Segment Start: THE DATA
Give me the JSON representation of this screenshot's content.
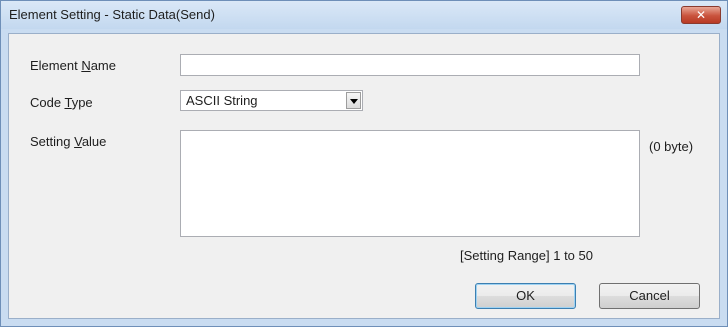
{
  "window": {
    "title": "Element Setting - Static Data(Send)",
    "close_glyph": "✕"
  },
  "form": {
    "element_name": {
      "label_pre": "Element ",
      "label_key": "N",
      "label_post": "ame",
      "value": ""
    },
    "code_type": {
      "label_pre": "Code ",
      "label_key": "T",
      "label_post": "ype",
      "selected": "ASCII String"
    },
    "setting_value": {
      "label_pre": "Setting ",
      "label_key": "V",
      "label_post": "alue",
      "value": "",
      "byte_count": "(0 byte)"
    },
    "setting_range": "[Setting Range] 1 to 50"
  },
  "buttons": {
    "ok": "OK",
    "cancel": "Cancel"
  },
  "colors": {
    "titlebar": "#c9dcf1",
    "client": "#f0f0f0",
    "close": "#c9533d"
  }
}
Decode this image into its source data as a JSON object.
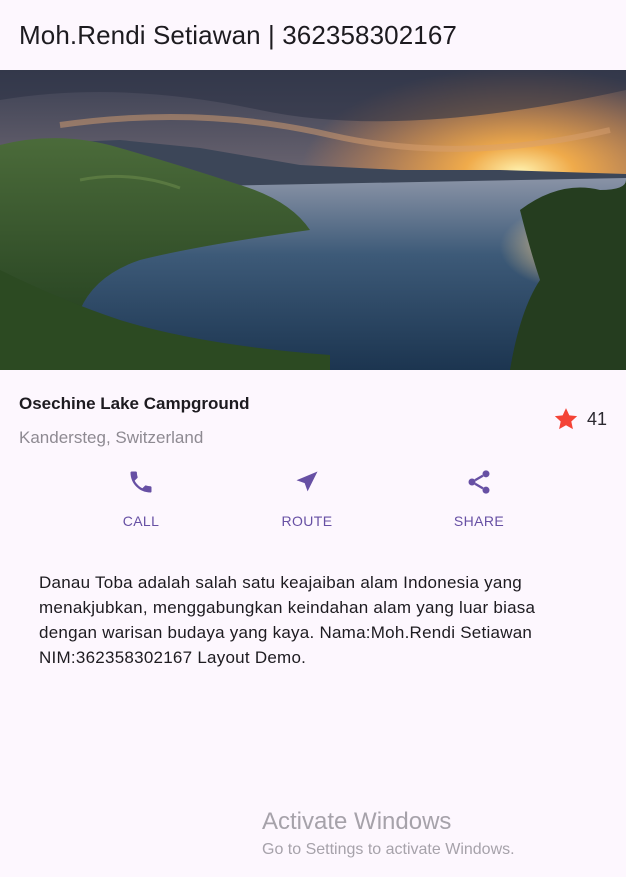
{
  "appbar": {
    "title": "Moh.Rendi Setiawan | 362358302167"
  },
  "hero": {
    "image": "lake-sunset-landscape"
  },
  "place": {
    "name": "Osechine Lake Campground",
    "location": "Kandersteg, Switzerland",
    "rating_icon": "star-icon",
    "rating_color": "#f44336",
    "rating_count": "41"
  },
  "actions": [
    {
      "label": "CALL",
      "icon": "phone-icon"
    },
    {
      "label": "ROUTE",
      "icon": "navigation-icon"
    },
    {
      "label": "SHARE",
      "icon": "share-icon"
    }
  ],
  "accent_color": "#6750a4",
  "description": "Danau Toba adalah salah satu keajaiban alam Indonesia yang menakjubkan, menggabungkan keindahan alam yang luar biasa dengan warisan budaya yang kaya. Nama:Moh.Rendi Setiawan NIM:362358302167 Layout Demo.",
  "watermark": {
    "title": "Activate Windows",
    "subtitle": "Go to Settings to activate Windows."
  }
}
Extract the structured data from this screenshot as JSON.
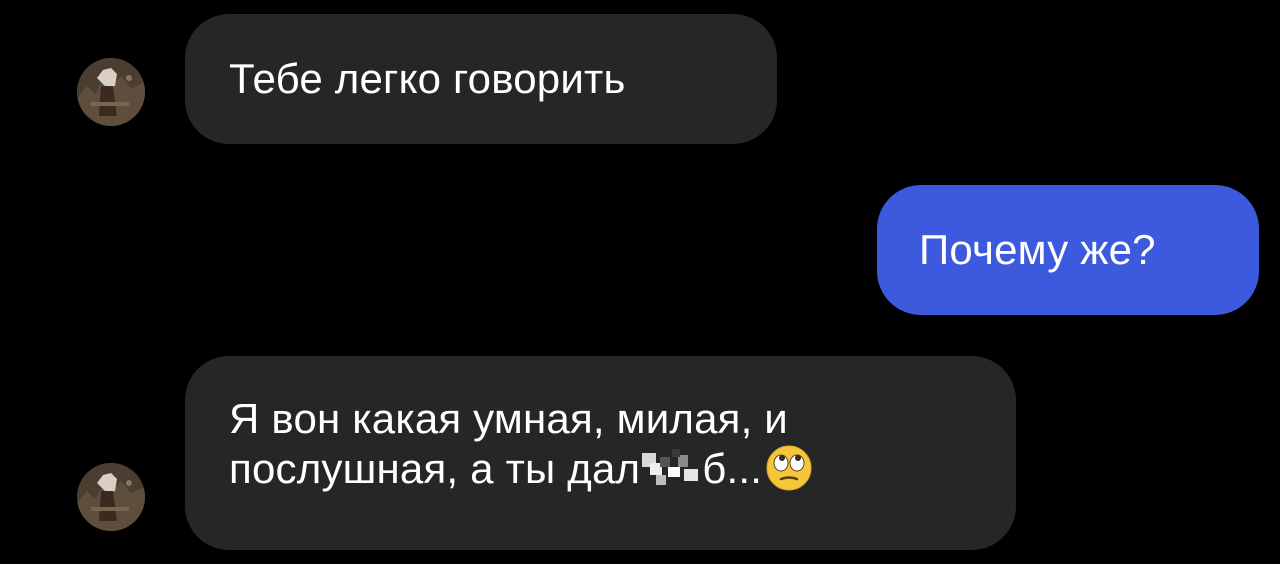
{
  "messages": [
    {
      "id": "msg1",
      "sender": "them",
      "text": "Тебе легко говорить"
    },
    {
      "id": "msg2",
      "sender": "me",
      "text": "Почему же?"
    },
    {
      "id": "msg3",
      "sender": "them",
      "line1": "Я вон какая умная, милая, и",
      "line2_start": "послушная, а ты дал",
      "line2_end": "б...",
      "emoji": "face-with-rolling-eyes"
    }
  ],
  "colors": {
    "background": "#000000",
    "incoming_bubble": "#262626",
    "outgoing_bubble": "#3d59de",
    "text": "#ffffff"
  }
}
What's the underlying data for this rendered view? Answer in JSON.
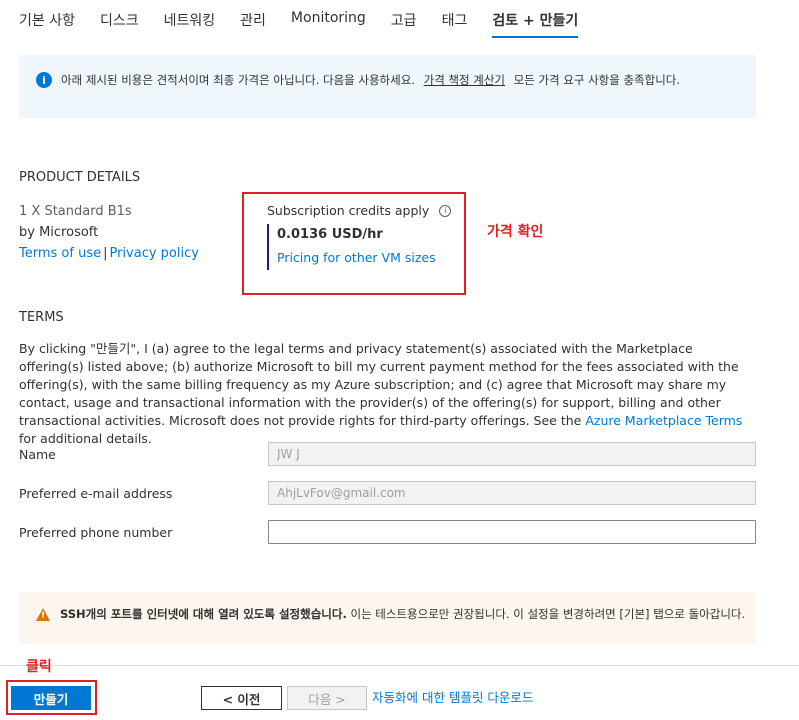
{
  "tabs": [
    {
      "label": "기본 사항"
    },
    {
      "label": "디스크"
    },
    {
      "label": "네트워킹"
    },
    {
      "label": "관리"
    },
    {
      "label": "Monitoring"
    },
    {
      "label": "고급"
    },
    {
      "label": "태그"
    },
    {
      "label": "검토 + 만들기",
      "active": true
    }
  ],
  "info_banner": {
    "text_before": "아래 제시된 비용은 견적서이며 최종 가격은 아닙니다. 다음을 사용하세요.",
    "link": "가격 책정 계산기",
    "text_after": "모든 가격 요구 사항을 충족합니다."
  },
  "product": {
    "section_title": "PRODUCT DETAILS",
    "name": "1 X Standard B1s",
    "by": "by Microsoft",
    "terms_link": "Terms of use",
    "separator": "|",
    "privacy_link": "Privacy policy",
    "credits_label": "Subscription credits apply",
    "price": "0.0136 USD/hr",
    "pricing_link": "Pricing for other VM sizes"
  },
  "annotations": {
    "price_check": "가격 확인",
    "click": "클릭"
  },
  "terms": {
    "section_title": "TERMS",
    "text_before": "By clicking \"만들기\", I (a) agree to the legal terms and privacy statement(s) associated with the Marketplace offering(s) listed above; (b) authorize Microsoft to bill my current payment method for the fees associated with the offering(s), with the same billing frequency as my Azure subscription; and (c) agree that Microsoft may share my contact, usage and transactional information with the provider(s) of the offering(s) for support, billing and other transactional activities. Microsoft does not provide rights for third-party offerings. See the",
    "link": "Azure Marketplace Terms",
    "text_after": "for additional details."
  },
  "form": {
    "name_label": "Name",
    "name_value": "JW J",
    "email_label": "Preferred e-mail address",
    "email_value": "AhjLvFov@gmail.com",
    "phone_label": "Preferred phone number",
    "phone_value": ""
  },
  "warning": {
    "bold_text": "SSH개의 포트를 인터넷에 대해 열려 있도록 설정했습니다.",
    "text": " 이는 테스트용으로만 권장됩니다.  이 설정을 변경하려면 [기본] 탭으로 돌아갑니다."
  },
  "footer": {
    "create_label": "만들기",
    "prev_label": "< 이전",
    "next_label": "다음 >",
    "download_link": "자동화에 대한 템플릿 다운로드"
  },
  "colors": {
    "accent": "#0078d4",
    "annotation_red": "#e02020",
    "info_bg": "#eff6fc",
    "warning_icon": "#d97706"
  }
}
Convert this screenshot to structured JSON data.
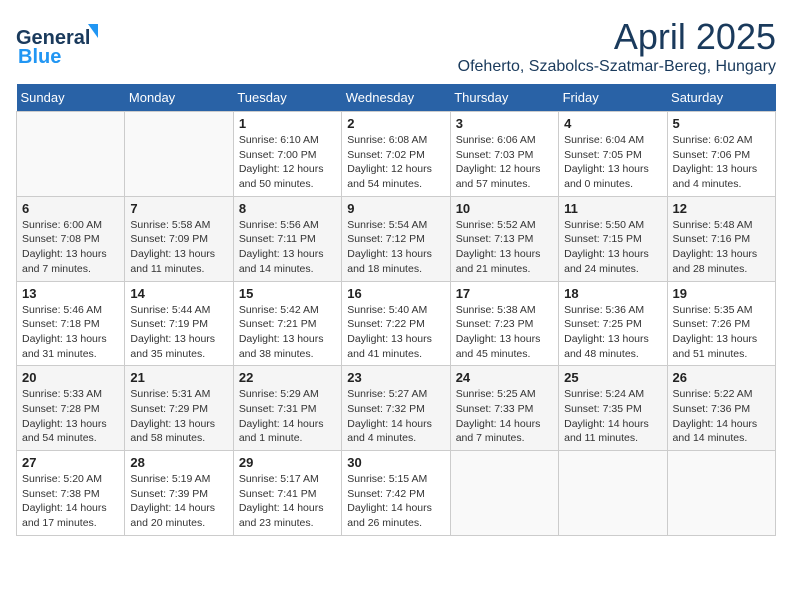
{
  "header": {
    "logo_general": "General",
    "logo_blue": "Blue",
    "title": "April 2025",
    "subtitle": "Ofeherto, Szabolcs-Szatmar-Bereg, Hungary"
  },
  "calendar": {
    "days_of_week": [
      "Sunday",
      "Monday",
      "Tuesday",
      "Wednesday",
      "Thursday",
      "Friday",
      "Saturday"
    ],
    "weeks": [
      [
        {
          "day": "",
          "detail": ""
        },
        {
          "day": "",
          "detail": ""
        },
        {
          "day": "1",
          "detail": "Sunrise: 6:10 AM\nSunset: 7:00 PM\nDaylight: 12 hours\nand 50 minutes."
        },
        {
          "day": "2",
          "detail": "Sunrise: 6:08 AM\nSunset: 7:02 PM\nDaylight: 12 hours\nand 54 minutes."
        },
        {
          "day": "3",
          "detail": "Sunrise: 6:06 AM\nSunset: 7:03 PM\nDaylight: 12 hours\nand 57 minutes."
        },
        {
          "day": "4",
          "detail": "Sunrise: 6:04 AM\nSunset: 7:05 PM\nDaylight: 13 hours\nand 0 minutes."
        },
        {
          "day": "5",
          "detail": "Sunrise: 6:02 AM\nSunset: 7:06 PM\nDaylight: 13 hours\nand 4 minutes."
        }
      ],
      [
        {
          "day": "6",
          "detail": "Sunrise: 6:00 AM\nSunset: 7:08 PM\nDaylight: 13 hours\nand 7 minutes."
        },
        {
          "day": "7",
          "detail": "Sunrise: 5:58 AM\nSunset: 7:09 PM\nDaylight: 13 hours\nand 11 minutes."
        },
        {
          "day": "8",
          "detail": "Sunrise: 5:56 AM\nSunset: 7:11 PM\nDaylight: 13 hours\nand 14 minutes."
        },
        {
          "day": "9",
          "detail": "Sunrise: 5:54 AM\nSunset: 7:12 PM\nDaylight: 13 hours\nand 18 minutes."
        },
        {
          "day": "10",
          "detail": "Sunrise: 5:52 AM\nSunset: 7:13 PM\nDaylight: 13 hours\nand 21 minutes."
        },
        {
          "day": "11",
          "detail": "Sunrise: 5:50 AM\nSunset: 7:15 PM\nDaylight: 13 hours\nand 24 minutes."
        },
        {
          "day": "12",
          "detail": "Sunrise: 5:48 AM\nSunset: 7:16 PM\nDaylight: 13 hours\nand 28 minutes."
        }
      ],
      [
        {
          "day": "13",
          "detail": "Sunrise: 5:46 AM\nSunset: 7:18 PM\nDaylight: 13 hours\nand 31 minutes."
        },
        {
          "day": "14",
          "detail": "Sunrise: 5:44 AM\nSunset: 7:19 PM\nDaylight: 13 hours\nand 35 minutes."
        },
        {
          "day": "15",
          "detail": "Sunrise: 5:42 AM\nSunset: 7:21 PM\nDaylight: 13 hours\nand 38 minutes."
        },
        {
          "day": "16",
          "detail": "Sunrise: 5:40 AM\nSunset: 7:22 PM\nDaylight: 13 hours\nand 41 minutes."
        },
        {
          "day": "17",
          "detail": "Sunrise: 5:38 AM\nSunset: 7:23 PM\nDaylight: 13 hours\nand 45 minutes."
        },
        {
          "day": "18",
          "detail": "Sunrise: 5:36 AM\nSunset: 7:25 PM\nDaylight: 13 hours\nand 48 minutes."
        },
        {
          "day": "19",
          "detail": "Sunrise: 5:35 AM\nSunset: 7:26 PM\nDaylight: 13 hours\nand 51 minutes."
        }
      ],
      [
        {
          "day": "20",
          "detail": "Sunrise: 5:33 AM\nSunset: 7:28 PM\nDaylight: 13 hours\nand 54 minutes."
        },
        {
          "day": "21",
          "detail": "Sunrise: 5:31 AM\nSunset: 7:29 PM\nDaylight: 13 hours\nand 58 minutes."
        },
        {
          "day": "22",
          "detail": "Sunrise: 5:29 AM\nSunset: 7:31 PM\nDaylight: 14 hours\nand 1 minute."
        },
        {
          "day": "23",
          "detail": "Sunrise: 5:27 AM\nSunset: 7:32 PM\nDaylight: 14 hours\nand 4 minutes."
        },
        {
          "day": "24",
          "detail": "Sunrise: 5:25 AM\nSunset: 7:33 PM\nDaylight: 14 hours\nand 7 minutes."
        },
        {
          "day": "25",
          "detail": "Sunrise: 5:24 AM\nSunset: 7:35 PM\nDaylight: 14 hours\nand 11 minutes."
        },
        {
          "day": "26",
          "detail": "Sunrise: 5:22 AM\nSunset: 7:36 PM\nDaylight: 14 hours\nand 14 minutes."
        }
      ],
      [
        {
          "day": "27",
          "detail": "Sunrise: 5:20 AM\nSunset: 7:38 PM\nDaylight: 14 hours\nand 17 minutes."
        },
        {
          "day": "28",
          "detail": "Sunrise: 5:19 AM\nSunset: 7:39 PM\nDaylight: 14 hours\nand 20 minutes."
        },
        {
          "day": "29",
          "detail": "Sunrise: 5:17 AM\nSunset: 7:41 PM\nDaylight: 14 hours\nand 23 minutes."
        },
        {
          "day": "30",
          "detail": "Sunrise: 5:15 AM\nSunset: 7:42 PM\nDaylight: 14 hours\nand 26 minutes."
        },
        {
          "day": "",
          "detail": ""
        },
        {
          "day": "",
          "detail": ""
        },
        {
          "day": "",
          "detail": ""
        }
      ]
    ]
  }
}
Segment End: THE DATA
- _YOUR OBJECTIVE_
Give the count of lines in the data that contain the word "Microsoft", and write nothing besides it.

- _FINISHED TASK_
2